Problem statement> Each record should be copied exactly, and none of them omitted.

Supplied data below:

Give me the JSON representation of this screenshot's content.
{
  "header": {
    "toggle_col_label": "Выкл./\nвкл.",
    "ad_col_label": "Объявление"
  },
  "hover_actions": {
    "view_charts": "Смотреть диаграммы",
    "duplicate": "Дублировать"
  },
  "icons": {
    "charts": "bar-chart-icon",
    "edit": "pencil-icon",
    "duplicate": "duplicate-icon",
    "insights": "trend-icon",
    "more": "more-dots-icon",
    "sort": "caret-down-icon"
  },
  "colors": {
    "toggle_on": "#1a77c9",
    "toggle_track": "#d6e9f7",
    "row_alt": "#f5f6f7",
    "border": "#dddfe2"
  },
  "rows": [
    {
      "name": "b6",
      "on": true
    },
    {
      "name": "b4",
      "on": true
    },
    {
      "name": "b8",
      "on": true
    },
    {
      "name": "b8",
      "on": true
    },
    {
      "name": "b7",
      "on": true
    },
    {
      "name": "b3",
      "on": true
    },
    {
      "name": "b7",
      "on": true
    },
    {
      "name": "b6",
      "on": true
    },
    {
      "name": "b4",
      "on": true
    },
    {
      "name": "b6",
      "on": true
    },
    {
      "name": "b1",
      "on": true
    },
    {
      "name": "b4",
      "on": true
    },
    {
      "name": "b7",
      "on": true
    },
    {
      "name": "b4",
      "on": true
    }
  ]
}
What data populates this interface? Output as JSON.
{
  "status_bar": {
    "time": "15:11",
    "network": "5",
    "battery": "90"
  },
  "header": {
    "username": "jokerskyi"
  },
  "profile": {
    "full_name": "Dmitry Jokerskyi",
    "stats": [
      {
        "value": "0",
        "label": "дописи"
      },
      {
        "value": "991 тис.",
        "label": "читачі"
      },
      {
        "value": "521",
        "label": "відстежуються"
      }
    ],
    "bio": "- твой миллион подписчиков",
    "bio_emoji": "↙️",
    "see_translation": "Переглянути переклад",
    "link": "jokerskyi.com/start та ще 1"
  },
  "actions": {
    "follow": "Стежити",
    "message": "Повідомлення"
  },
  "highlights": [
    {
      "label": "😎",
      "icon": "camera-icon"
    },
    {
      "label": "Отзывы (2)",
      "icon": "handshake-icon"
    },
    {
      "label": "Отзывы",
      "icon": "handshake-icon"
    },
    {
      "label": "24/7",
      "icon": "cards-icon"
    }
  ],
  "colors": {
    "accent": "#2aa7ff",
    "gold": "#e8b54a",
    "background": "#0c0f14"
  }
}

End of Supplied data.

Exercise response>
Give me the JSON representation of this screenshot's content.
{
  "header": {
    "toggle_col_label": "Выкл./\nвкл.",
    "ad_col_label": "Объявление"
  },
  "hover_actions": {
    "view_charts": "Смотреть диаграммы",
    "duplicate": "Дублировать"
  },
  "icons": {
    "charts": "bar-chart-icon",
    "edit": "pencil-icon",
    "duplicate": "duplicate-icon",
    "insights": "trend-icon",
    "more": "more-dots-icon",
    "sort": "caret-down-icon"
  },
  "colors": {
    "toggle_on": "#1a77c9",
    "toggle_track": "#d6e9f7",
    "row_alt": "#f5f6f7",
    "border": "#dddfe2"
  },
  "rows": [
    {
      "name": "b6",
      "on": true
    },
    {
      "name": "b4",
      "on": true
    },
    {
      "name": "b8",
      "on": true
    },
    {
      "name": "b8",
      "on": true
    },
    {
      "name": "b7",
      "on": true
    },
    {
      "name": "b3",
      "on": true
    },
    {
      "name": "b7",
      "on": true
    },
    {
      "name": "b6",
      "on": true
    },
    {
      "name": "b4",
      "on": true
    },
    {
      "name": "b6",
      "on": true
    },
    {
      "name": "b1",
      "on": true
    },
    {
      "name": "b4",
      "on": true
    },
    {
      "name": "b7",
      "on": true
    },
    {
      "name": "b4",
      "on": true
    }
  ]
}
What data populates this interface? Output as JSON.
{
  "status_bar": {
    "time": "15:11",
    "network": "5",
    "battery": "90"
  },
  "header": {
    "username": "jokerskyi"
  },
  "profile": {
    "full_name": "Dmitry Jokerskyi",
    "stats": [
      {
        "value": "0",
        "label": "дописи"
      },
      {
        "value": "991 тис.",
        "label": "читачі"
      },
      {
        "value": "521",
        "label": "відстежуються"
      }
    ],
    "bio": "- твой миллион подписчиков",
    "bio_emoji": "↙️",
    "see_translation": "Переглянути переклад",
    "link": "jokerskyi.com/start та ще 1"
  },
  "actions": {
    "follow": "Стежити",
    "message": "Повідомлення"
  },
  "highlights": [
    {
      "label": "😎",
      "icon": "camera-icon"
    },
    {
      "label": "Отзывы (2)",
      "icon": "handshake-icon"
    },
    {
      "label": "Отзывы",
      "icon": "handshake-icon"
    },
    {
      "label": "24/7",
      "icon": "cards-icon"
    }
  ],
  "colors": {
    "accent": "#2aa7ff",
    "gold": "#e8b54a",
    "background": "#0c0f14"
  }
}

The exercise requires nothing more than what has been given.